-------- Supplied information --------

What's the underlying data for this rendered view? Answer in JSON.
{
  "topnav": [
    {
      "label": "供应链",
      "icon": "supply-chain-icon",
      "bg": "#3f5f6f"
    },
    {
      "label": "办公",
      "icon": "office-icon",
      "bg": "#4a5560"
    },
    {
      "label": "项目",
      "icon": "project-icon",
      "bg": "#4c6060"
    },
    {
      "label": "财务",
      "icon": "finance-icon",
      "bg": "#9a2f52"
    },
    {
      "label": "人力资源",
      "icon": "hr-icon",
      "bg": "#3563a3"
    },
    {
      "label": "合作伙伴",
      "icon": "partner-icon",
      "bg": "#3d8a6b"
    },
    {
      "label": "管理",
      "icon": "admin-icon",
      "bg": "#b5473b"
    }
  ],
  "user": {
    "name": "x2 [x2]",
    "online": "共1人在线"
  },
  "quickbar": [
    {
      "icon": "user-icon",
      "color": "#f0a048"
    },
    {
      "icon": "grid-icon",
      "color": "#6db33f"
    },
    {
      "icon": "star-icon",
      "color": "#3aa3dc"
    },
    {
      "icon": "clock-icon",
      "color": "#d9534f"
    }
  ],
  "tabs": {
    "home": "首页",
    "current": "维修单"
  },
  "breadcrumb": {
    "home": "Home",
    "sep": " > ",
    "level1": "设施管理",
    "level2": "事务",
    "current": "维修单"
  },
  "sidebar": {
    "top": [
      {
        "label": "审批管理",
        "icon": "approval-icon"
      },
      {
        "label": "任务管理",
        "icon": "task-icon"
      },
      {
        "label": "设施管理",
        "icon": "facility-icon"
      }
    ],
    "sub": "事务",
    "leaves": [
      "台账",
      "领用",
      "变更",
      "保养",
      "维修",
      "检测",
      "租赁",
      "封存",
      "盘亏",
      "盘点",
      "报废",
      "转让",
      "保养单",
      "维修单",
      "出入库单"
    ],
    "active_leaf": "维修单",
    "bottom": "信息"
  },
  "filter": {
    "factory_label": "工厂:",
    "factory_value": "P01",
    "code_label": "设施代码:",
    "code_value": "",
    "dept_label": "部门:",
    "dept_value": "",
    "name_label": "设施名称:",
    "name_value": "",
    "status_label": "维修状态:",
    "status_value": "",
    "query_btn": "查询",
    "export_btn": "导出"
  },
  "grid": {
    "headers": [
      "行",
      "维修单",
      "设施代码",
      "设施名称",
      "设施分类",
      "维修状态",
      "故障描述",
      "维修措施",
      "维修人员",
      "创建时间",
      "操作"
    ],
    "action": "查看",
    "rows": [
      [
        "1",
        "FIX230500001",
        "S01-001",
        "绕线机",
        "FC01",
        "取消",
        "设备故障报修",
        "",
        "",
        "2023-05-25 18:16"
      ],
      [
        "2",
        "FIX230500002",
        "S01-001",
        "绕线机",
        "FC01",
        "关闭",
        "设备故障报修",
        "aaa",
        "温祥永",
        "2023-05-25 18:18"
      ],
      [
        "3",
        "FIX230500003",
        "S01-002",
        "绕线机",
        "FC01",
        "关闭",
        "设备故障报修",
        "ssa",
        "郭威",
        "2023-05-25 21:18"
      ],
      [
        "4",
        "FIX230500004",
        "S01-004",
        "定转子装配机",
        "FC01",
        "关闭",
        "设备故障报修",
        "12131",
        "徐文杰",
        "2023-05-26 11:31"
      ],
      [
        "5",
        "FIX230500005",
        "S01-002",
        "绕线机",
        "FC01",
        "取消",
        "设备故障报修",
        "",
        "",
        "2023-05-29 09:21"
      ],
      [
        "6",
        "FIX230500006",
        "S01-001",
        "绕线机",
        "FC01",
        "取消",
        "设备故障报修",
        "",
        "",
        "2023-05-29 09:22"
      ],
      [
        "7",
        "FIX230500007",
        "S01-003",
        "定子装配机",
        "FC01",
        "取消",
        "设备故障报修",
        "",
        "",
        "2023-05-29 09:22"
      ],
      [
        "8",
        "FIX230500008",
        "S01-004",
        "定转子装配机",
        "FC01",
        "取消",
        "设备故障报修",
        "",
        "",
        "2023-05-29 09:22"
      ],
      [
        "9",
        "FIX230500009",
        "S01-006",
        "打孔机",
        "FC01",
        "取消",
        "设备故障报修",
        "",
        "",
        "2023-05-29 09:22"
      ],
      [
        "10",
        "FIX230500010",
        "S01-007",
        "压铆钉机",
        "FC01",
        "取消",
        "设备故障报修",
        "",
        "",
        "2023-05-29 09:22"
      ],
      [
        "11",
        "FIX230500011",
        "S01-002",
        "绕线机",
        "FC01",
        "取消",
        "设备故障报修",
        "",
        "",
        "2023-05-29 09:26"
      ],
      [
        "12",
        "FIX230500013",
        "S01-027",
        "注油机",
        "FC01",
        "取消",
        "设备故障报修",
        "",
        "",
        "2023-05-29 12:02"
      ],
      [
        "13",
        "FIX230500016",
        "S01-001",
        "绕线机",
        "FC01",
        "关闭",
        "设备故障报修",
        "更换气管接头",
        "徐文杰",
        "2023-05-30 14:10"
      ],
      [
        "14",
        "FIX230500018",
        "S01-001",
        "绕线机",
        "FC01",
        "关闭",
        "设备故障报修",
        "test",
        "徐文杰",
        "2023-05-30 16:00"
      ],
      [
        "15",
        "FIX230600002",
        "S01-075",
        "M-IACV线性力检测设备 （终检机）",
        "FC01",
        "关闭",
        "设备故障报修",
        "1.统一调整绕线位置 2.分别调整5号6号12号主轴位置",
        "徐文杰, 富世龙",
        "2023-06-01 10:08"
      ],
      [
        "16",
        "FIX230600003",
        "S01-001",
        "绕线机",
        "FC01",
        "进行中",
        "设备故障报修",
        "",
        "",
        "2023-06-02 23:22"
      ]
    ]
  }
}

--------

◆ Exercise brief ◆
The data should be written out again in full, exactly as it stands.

◆ Expected output ◆
What's the underlying data for this rendered view? Answer in JSON.
{
  "topnav": [
    {
      "label": "供应链",
      "icon": "supply-chain-icon",
      "bg": "#3f5f6f"
    },
    {
      "label": "办公",
      "icon": "office-icon",
      "bg": "#4a5560"
    },
    {
      "label": "项目",
      "icon": "project-icon",
      "bg": "#4c6060"
    },
    {
      "label": "财务",
      "icon": "finance-icon",
      "bg": "#9a2f52"
    },
    {
      "label": "人力资源",
      "icon": "hr-icon",
      "bg": "#3563a3"
    },
    {
      "label": "合作伙伴",
      "icon": "partner-icon",
      "bg": "#3d8a6b"
    },
    {
      "label": "管理",
      "icon": "admin-icon",
      "bg": "#b5473b"
    }
  ],
  "user": {
    "name": "x2 [x2]",
    "online": "共1人在线"
  },
  "quickbar": [
    {
      "icon": "user-icon",
      "color": "#f0a048"
    },
    {
      "icon": "grid-icon",
      "color": "#6db33f"
    },
    {
      "icon": "star-icon",
      "color": "#3aa3dc"
    },
    {
      "icon": "clock-icon",
      "color": "#d9534f"
    }
  ],
  "tabs": {
    "home": "首页",
    "current": "维修单"
  },
  "breadcrumb": {
    "home": "Home",
    "sep": " > ",
    "level1": "设施管理",
    "level2": "事务",
    "current": "维修单"
  },
  "sidebar": {
    "top": [
      {
        "label": "审批管理",
        "icon": "approval-icon"
      },
      {
        "label": "任务管理",
        "icon": "task-icon"
      },
      {
        "label": "设施管理",
        "icon": "facility-icon"
      }
    ],
    "sub": "事务",
    "leaves": [
      "台账",
      "领用",
      "变更",
      "保养",
      "维修",
      "检测",
      "租赁",
      "封存",
      "盘亏",
      "盘点",
      "报废",
      "转让",
      "保养单",
      "维修单",
      "出入库单"
    ],
    "active_leaf": "维修单",
    "bottom": "信息"
  },
  "filter": {
    "factory_label": "工厂:",
    "factory_value": "P01",
    "code_label": "设施代码:",
    "code_value": "",
    "dept_label": "部门:",
    "dept_value": "",
    "name_label": "设施名称:",
    "name_value": "",
    "status_label": "维修状态:",
    "status_value": "",
    "query_btn": "查询",
    "export_btn": "导出"
  },
  "grid": {
    "headers": [
      "行",
      "维修单",
      "设施代码",
      "设施名称",
      "设施分类",
      "维修状态",
      "故障描述",
      "维修措施",
      "维修人员",
      "创建时间",
      "操作"
    ],
    "action": "查看",
    "rows": [
      [
        "1",
        "FIX230500001",
        "S01-001",
        "绕线机",
        "FC01",
        "取消",
        "设备故障报修",
        "",
        "",
        "2023-05-25 18:16"
      ],
      [
        "2",
        "FIX230500002",
        "S01-001",
        "绕线机",
        "FC01",
        "关闭",
        "设备故障报修",
        "aaa",
        "温祥永",
        "2023-05-25 18:18"
      ],
      [
        "3",
        "FIX230500003",
        "S01-002",
        "绕线机",
        "FC01",
        "关闭",
        "设备故障报修",
        "ssa",
        "郭威",
        "2023-05-25 21:18"
      ],
      [
        "4",
        "FIX230500004",
        "S01-004",
        "定转子装配机",
        "FC01",
        "关闭",
        "设备故障报修",
        "12131",
        "徐文杰",
        "2023-05-26 11:31"
      ],
      [
        "5",
        "FIX230500005",
        "S01-002",
        "绕线机",
        "FC01",
        "取消",
        "设备故障报修",
        "",
        "",
        "2023-05-29 09:21"
      ],
      [
        "6",
        "FIX230500006",
        "S01-001",
        "绕线机",
        "FC01",
        "取消",
        "设备故障报修",
        "",
        "",
        "2023-05-29 09:22"
      ],
      [
        "7",
        "FIX230500007",
        "S01-003",
        "定子装配机",
        "FC01",
        "取消",
        "设备故障报修",
        "",
        "",
        "2023-05-29 09:22"
      ],
      [
        "8",
        "FIX230500008",
        "S01-004",
        "定转子装配机",
        "FC01",
        "取消",
        "设备故障报修",
        "",
        "",
        "2023-05-29 09:22"
      ],
      [
        "9",
        "FIX230500009",
        "S01-006",
        "打孔机",
        "FC01",
        "取消",
        "设备故障报修",
        "",
        "",
        "2023-05-29 09:22"
      ],
      [
        "10",
        "FIX230500010",
        "S01-007",
        "压铆钉机",
        "FC01",
        "取消",
        "设备故障报修",
        "",
        "",
        "2023-05-29 09:22"
      ],
      [
        "11",
        "FIX230500011",
        "S01-002",
        "绕线机",
        "FC01",
        "取消",
        "设备故障报修",
        "",
        "",
        "2023-05-29 09:26"
      ],
      [
        "12",
        "FIX230500013",
        "S01-027",
        "注油机",
        "FC01",
        "取消",
        "设备故障报修",
        "",
        "",
        "2023-05-29 12:02"
      ],
      [
        "13",
        "FIX230500016",
        "S01-001",
        "绕线机",
        "FC01",
        "关闭",
        "设备故障报修",
        "更换气管接头",
        "徐文杰",
        "2023-05-30 14:10"
      ],
      [
        "14",
        "FIX230500018",
        "S01-001",
        "绕线机",
        "FC01",
        "关闭",
        "设备故障报修",
        "test",
        "徐文杰",
        "2023-05-30 16:00"
      ],
      [
        "15",
        "FIX230600002",
        "S01-075",
        "M-IACV线性力检测设备 （终检机）",
        "FC01",
        "关闭",
        "设备故障报修",
        "1.统一调整绕线位置 2.分别调整5号6号12号主轴位置",
        "徐文杰, 富世龙",
        "2023-06-01 10:08"
      ],
      [
        "16",
        "FIX230600003",
        "S01-001",
        "绕线机",
        "FC01",
        "进行中",
        "设备故障报修",
        "",
        "",
        "2023-06-02 23:22"
      ]
    ]
  }
}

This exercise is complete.